I am a first year PhD student in political thought, funded by an AHRC-M4C doctoral studentship award. My research interests are in the history of political thought, particularly focussed on: the political and legal theories of Hugo Grotius and Thomas Hobbes, constitutionalism, friendship in political philosophy, and conceptions of sovereignty, rights, and resistance. Before beginning my doctoral studies, I received a BA (Hons) in Politics and Global Studies from the University of Winchester and an MLitt in International Political Theory from the University of St Andrews.
My research will explore the constitutional thought of Hugo Grotius.
Hugo Grotius is a key figure in the history of political thought, he is known primarily for his connections with both international and natural law. Yet, Grotius's political theory has been characterised in contrasting terms. For example, Jean-Jacques Rousseau described it as one 'favourable to tyrants', whereas Sir Robert Filmer found that in Grotius's formulation 'the chief power be in the people'. Perhaps Richard Tuck summarised it best when he noted that Grotius's theory has 'two mouths' that 'speak the language of both absolutism and liberty'.
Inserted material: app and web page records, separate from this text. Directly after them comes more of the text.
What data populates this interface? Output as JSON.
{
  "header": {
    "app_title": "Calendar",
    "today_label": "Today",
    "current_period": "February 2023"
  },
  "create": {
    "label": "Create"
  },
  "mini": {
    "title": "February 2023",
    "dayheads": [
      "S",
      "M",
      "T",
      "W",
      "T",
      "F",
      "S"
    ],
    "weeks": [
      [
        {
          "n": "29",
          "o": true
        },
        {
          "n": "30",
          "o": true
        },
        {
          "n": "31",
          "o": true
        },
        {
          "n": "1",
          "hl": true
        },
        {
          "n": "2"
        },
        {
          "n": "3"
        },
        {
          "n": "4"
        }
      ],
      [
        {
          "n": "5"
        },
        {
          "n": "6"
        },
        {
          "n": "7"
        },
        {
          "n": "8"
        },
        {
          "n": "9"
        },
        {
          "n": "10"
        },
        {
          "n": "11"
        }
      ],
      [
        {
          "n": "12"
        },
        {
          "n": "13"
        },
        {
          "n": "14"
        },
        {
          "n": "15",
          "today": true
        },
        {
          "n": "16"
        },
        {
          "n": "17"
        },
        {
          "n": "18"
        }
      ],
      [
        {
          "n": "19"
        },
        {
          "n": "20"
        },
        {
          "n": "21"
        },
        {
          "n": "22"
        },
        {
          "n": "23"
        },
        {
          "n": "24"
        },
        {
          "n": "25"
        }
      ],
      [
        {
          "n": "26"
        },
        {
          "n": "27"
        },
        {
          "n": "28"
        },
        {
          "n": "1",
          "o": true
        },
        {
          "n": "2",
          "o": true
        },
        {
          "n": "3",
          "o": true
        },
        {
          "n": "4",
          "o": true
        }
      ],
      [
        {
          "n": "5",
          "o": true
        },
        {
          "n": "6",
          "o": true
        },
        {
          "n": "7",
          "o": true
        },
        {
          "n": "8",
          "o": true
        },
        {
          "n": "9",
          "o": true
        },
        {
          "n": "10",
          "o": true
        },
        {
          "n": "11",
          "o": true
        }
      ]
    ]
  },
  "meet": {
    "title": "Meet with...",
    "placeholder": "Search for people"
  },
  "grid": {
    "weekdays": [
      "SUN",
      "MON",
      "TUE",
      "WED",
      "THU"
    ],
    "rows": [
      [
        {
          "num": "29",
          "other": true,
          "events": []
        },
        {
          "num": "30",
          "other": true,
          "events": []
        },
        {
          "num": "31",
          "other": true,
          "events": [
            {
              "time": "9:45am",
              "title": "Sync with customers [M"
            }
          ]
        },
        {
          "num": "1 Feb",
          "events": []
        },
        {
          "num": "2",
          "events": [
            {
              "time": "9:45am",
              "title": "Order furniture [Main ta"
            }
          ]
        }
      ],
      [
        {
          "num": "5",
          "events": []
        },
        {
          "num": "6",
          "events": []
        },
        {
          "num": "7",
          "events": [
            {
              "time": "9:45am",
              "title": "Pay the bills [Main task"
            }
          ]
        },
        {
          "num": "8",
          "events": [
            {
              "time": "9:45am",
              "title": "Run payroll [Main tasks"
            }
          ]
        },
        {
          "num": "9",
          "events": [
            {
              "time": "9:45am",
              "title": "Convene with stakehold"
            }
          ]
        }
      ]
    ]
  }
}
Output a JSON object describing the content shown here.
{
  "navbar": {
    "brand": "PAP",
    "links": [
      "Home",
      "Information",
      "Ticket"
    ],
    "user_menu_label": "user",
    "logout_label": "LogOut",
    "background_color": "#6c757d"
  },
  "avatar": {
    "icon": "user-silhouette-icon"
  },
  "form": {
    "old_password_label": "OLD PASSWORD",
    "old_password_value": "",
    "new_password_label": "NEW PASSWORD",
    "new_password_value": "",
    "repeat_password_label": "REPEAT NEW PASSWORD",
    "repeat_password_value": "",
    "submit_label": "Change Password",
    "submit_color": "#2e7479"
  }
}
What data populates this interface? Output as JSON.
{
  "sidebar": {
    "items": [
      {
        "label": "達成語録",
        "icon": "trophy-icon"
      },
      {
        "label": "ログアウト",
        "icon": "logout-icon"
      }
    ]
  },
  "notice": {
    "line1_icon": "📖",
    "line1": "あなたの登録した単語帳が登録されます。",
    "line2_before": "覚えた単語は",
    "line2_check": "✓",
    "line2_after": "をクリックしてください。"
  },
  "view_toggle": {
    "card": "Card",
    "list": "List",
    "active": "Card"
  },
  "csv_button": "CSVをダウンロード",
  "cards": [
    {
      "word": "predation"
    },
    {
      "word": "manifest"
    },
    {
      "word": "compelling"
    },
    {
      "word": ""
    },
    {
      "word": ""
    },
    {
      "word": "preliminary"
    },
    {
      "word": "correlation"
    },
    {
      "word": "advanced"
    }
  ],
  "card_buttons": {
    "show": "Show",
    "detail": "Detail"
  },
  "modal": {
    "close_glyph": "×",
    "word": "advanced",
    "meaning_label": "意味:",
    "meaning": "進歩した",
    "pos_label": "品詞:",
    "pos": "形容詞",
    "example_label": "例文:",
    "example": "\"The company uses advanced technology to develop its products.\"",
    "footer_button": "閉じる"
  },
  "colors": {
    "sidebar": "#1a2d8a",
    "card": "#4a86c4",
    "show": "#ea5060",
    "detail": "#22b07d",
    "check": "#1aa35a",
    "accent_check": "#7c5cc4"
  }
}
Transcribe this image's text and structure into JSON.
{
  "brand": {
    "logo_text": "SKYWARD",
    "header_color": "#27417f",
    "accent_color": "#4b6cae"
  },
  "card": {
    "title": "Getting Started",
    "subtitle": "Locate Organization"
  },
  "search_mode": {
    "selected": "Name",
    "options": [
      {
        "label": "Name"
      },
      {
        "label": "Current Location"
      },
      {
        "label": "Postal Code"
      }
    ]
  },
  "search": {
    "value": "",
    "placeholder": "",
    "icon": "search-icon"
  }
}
In my research, I will explore Grotius's political theory and investigate constitutional aspects of his thought. To do so, I will focus on the concepts of legitimacy and limits. Looking at legitimacy, I will probe Grotius's understanding of the inception of the state (civitas) and ascertain its significance for the administration of government. Turning to limits, I will explore both the legal limits of the sovereign and the limits of the citizens' obligations. I aim to further developments in the literature, made for example by Daniel Lee, that connects Grotius to 'a distinctively modern school of constitutionalism'.